If a menthol-only product like BioFreeze is ineffective, combination products such as Sombra are a good alternative. Sombra contains menthol and camphor. In addition, Sombra has a small amount of capsaicin for additional relief. The Sombra roll on is a good product to self-apply directly to the lower back.

Another alternative is Salonpas Gel . This product contains methyl salicylate and menthol. The combination is quite strong. However, people with known allergies to aspirin should not use Salonpas gel without checking with their medial professional.

Lower back pain is a bit more complicated, as there can be many causes. In fact, back pain can have elements of nociceptive pain, incident pain, and psychogenic pain. For this type of pain, Salonpas patches were developed. Please note that Salonpas patches contain blends of camphor, menthol, and/or methyl salicylate, or capsaicin (known as Salonpas Hot ). The Salonpas Hot patches are perfect for the lower back due to their size and their ability to stretch as you move.

Conclusions

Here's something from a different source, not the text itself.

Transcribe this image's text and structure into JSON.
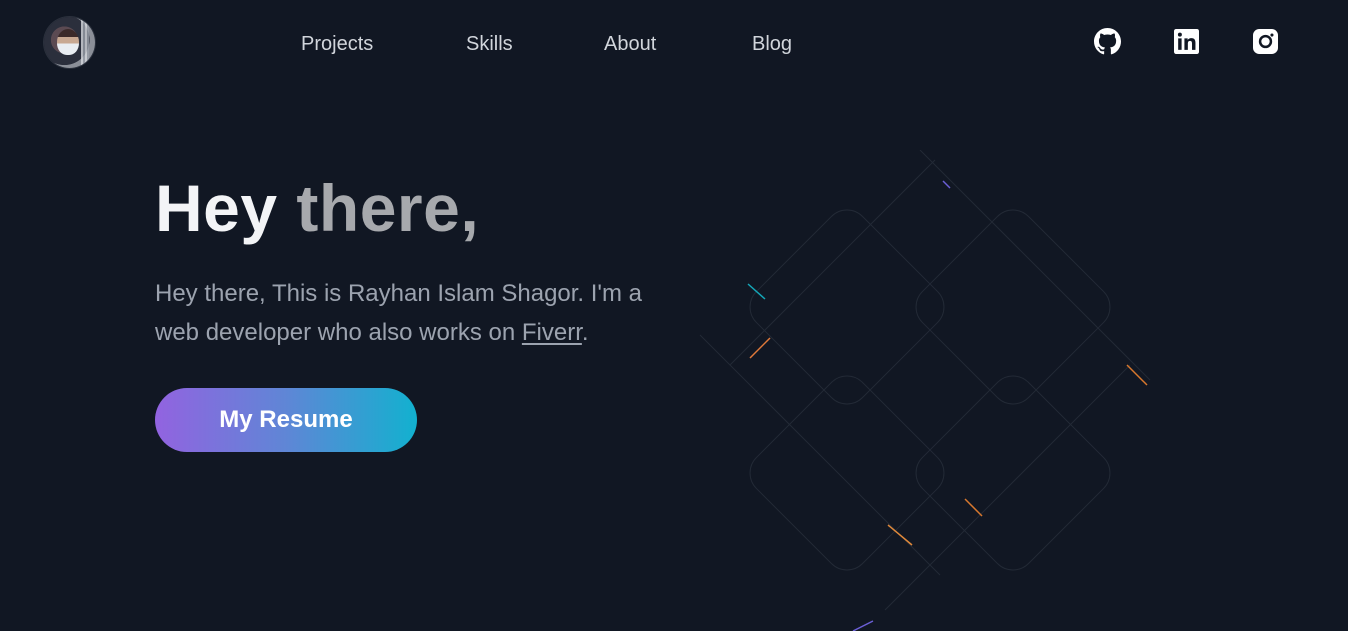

Today’s topical analgesics are much more powerful and sophisticated than those sold previously. While some of the ingredients have not changed, the delivery systems have, making these ingredients more effective, with less odor than some of the older products sold in supermarkets. Devices such as the roll on and patches may result in lower product use, thus saving you money in the long run.